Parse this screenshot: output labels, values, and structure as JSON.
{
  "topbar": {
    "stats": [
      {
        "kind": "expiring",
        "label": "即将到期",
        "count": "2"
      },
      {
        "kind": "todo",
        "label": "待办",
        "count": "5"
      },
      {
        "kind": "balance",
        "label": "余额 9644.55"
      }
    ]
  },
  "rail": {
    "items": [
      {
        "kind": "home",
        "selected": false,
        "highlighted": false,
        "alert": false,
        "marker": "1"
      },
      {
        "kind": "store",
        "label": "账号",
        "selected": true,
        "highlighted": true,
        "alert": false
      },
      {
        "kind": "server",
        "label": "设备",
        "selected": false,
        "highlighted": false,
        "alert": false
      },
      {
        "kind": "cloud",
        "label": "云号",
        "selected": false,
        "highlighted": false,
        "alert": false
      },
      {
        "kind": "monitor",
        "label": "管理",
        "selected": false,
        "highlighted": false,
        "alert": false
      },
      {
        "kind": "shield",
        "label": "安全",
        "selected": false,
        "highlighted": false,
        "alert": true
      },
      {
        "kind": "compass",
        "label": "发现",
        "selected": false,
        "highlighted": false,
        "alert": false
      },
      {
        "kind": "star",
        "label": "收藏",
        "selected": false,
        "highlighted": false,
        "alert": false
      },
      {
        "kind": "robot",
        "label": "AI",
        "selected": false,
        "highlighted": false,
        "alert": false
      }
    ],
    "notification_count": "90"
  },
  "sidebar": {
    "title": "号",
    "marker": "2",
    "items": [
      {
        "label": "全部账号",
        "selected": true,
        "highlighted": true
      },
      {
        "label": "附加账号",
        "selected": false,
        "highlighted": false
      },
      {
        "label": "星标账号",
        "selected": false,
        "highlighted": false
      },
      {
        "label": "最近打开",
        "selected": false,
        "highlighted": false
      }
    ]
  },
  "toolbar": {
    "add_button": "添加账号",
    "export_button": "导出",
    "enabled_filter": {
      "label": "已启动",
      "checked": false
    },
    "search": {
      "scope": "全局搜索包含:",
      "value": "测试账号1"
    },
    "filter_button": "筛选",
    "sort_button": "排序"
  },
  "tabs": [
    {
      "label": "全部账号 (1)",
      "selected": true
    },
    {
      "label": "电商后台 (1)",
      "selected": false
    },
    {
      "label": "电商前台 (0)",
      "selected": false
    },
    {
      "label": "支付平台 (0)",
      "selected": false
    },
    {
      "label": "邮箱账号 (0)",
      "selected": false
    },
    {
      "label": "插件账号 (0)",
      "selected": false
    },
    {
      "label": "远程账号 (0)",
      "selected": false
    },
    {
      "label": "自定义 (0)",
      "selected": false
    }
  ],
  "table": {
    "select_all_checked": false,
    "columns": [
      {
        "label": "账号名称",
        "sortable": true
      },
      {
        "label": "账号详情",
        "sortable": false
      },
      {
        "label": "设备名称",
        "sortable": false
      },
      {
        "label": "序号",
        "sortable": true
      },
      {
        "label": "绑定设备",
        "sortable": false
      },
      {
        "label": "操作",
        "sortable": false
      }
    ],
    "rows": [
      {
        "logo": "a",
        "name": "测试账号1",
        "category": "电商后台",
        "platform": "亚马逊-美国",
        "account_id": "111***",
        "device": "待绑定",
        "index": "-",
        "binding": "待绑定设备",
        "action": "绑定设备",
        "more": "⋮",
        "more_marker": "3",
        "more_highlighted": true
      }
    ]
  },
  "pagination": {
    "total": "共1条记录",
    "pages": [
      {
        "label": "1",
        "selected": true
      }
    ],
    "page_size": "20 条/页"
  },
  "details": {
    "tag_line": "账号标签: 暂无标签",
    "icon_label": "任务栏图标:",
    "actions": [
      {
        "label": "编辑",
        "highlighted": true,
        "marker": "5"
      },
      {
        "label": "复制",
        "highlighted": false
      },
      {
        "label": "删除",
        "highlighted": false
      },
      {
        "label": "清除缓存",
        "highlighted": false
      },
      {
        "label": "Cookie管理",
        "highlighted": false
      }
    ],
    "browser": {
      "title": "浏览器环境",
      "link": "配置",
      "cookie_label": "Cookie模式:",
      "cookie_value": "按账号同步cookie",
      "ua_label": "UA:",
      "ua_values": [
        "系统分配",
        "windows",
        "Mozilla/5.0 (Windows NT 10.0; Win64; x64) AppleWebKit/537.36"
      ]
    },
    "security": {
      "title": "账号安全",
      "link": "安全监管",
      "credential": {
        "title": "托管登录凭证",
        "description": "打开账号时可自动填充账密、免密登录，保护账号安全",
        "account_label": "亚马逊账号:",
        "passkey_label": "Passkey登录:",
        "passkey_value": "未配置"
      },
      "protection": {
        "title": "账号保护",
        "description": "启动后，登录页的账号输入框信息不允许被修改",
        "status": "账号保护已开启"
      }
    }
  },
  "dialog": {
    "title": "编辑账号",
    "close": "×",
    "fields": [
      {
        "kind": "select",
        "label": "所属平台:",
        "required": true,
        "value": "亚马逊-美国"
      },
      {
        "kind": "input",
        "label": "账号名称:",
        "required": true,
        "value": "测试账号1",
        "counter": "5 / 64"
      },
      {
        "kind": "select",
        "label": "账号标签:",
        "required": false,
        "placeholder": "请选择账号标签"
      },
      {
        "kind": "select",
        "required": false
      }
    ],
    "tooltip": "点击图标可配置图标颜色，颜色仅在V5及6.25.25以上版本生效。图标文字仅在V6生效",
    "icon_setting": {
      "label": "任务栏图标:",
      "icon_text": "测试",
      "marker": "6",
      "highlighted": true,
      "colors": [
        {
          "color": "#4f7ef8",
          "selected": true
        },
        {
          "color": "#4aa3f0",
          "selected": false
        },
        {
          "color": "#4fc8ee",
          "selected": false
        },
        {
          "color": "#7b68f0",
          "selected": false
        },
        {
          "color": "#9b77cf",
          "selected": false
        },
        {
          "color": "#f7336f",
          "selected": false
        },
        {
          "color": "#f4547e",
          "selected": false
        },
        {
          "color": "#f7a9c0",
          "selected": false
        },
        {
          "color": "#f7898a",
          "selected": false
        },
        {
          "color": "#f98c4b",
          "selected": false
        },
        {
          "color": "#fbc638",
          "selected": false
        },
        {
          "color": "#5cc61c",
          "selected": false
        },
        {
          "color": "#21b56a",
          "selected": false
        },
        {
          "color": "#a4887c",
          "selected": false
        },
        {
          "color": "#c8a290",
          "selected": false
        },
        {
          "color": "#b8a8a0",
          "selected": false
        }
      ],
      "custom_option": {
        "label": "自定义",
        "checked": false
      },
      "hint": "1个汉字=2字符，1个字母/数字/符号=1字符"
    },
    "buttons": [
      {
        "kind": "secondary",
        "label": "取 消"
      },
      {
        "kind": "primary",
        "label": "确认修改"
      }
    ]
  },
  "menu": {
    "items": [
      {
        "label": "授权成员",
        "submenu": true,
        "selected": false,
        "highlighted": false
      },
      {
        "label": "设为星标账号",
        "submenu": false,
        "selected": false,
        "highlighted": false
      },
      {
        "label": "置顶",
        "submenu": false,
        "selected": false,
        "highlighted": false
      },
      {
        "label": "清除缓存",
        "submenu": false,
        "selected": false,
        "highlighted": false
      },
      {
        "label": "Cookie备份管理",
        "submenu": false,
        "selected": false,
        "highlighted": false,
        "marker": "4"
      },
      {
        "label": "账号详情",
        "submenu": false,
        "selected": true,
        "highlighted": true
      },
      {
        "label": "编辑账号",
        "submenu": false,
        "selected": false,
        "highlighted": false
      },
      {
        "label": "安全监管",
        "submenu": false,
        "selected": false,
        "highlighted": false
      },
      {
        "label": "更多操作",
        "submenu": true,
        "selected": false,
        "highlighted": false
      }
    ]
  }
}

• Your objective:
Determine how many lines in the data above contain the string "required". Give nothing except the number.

• Exercise solution:
4